Editor’s note: Clearly, Medicaid is a key pillar of universal coverage under the Affordable Care Act (ACA). By bringing millions more Americans into the healthcare system, it will play a central role in shaping the strategies and plans of all healthcare stakeholders, from states to providers to payers to life sciences companies. Recognizing the importance of a growing and changing Medicaid in shaping the new healthcare environment, the Medicaid team at Manatt will be producing a series of briefs—Manatt on Medicaid—throughout the year. The second edition, summarized below, focuses on the reawakened interest in Medicaid premium assistance for employer-sponsored insurance. Click here to read the full brief.

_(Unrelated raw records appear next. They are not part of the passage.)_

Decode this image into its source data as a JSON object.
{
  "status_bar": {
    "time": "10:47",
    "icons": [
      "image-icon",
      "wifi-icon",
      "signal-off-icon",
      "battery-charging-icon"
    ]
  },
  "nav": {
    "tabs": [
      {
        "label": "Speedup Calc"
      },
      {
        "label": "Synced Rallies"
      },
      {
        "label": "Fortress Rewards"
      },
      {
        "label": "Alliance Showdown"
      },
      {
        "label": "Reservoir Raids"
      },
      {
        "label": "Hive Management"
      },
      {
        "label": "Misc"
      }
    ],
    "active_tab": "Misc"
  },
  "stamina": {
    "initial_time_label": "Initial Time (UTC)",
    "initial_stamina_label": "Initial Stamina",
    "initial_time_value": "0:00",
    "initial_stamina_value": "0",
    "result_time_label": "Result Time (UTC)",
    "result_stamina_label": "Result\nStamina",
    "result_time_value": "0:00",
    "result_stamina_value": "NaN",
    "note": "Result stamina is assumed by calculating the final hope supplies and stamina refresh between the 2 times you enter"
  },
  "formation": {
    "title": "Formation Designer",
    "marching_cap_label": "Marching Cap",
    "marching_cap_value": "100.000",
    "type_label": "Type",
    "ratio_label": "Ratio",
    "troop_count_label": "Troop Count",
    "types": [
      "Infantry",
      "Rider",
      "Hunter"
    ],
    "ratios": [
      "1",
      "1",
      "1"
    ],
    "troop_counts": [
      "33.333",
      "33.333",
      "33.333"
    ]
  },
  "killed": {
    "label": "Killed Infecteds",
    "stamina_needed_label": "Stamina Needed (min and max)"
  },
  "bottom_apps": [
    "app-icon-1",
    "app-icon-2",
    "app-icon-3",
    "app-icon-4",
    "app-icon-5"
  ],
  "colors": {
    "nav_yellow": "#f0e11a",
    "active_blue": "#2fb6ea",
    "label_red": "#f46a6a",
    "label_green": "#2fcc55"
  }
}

Did you miss the first issue of Manatt on Medicaid, spotlighting the top-ten trends driving Medicaid transformation? Click here to download a copy.
The Medicaid expansion under the ACA has triggered a renewed interest in the Health Insurance Premium Payment (HIPP) program, a longstanding option for states to use premium assistance to subsidize employer-sponsored insurance (ESI) for Medicaid-eligible individuals and their families. With the income threshold for Medicaid increasing, states expect more Medicaid-eligible adults to be employed and have access to ESI, thereby making the HIPP option particularly meaningful.
HIPP is attractive to state Medicaid programs for a number of reasons. First, it prevents the crowd-out of private coverage that occurs when Medicaid-eligible employees drop or decline coverage offered by their employers in favor of Medicaid coverage. Second, it provides a less costly alternative to full Medicaid coverage for states, while ensuring individuals receive all the protections of Medicaid. Third, it mitigates churn as individuals’ incomes fluctuate above and below Medicaid levels, permitting them to maintain the same plans and providers. Finally, HIPP enables providers to keep their patient relationships and continue receiving commercial-level reimbursement rates.
Implementing HIPP presents several operational issues. Key challenges include identifying eligible enrollees; determining cost effectiveness; and implementing the Medicaid wraparound to ensure the most efficient mechanisms are in place for paying premiums, subsidizing cost sharing and ensuring HIPP enrollees have access to the full range of Medicaid benefits.
The complexities of executing a mandatory HIPP program, indeed any HIPP program, have deterred many states from adopting this option. However, as more states expand their Medicaid programs to individuals with incomes up to 138% of the FPL, the interest in the HIPP option is growing as a way for both providers and states to achieve the dual goals of delivering continuous care and realizing cost savings.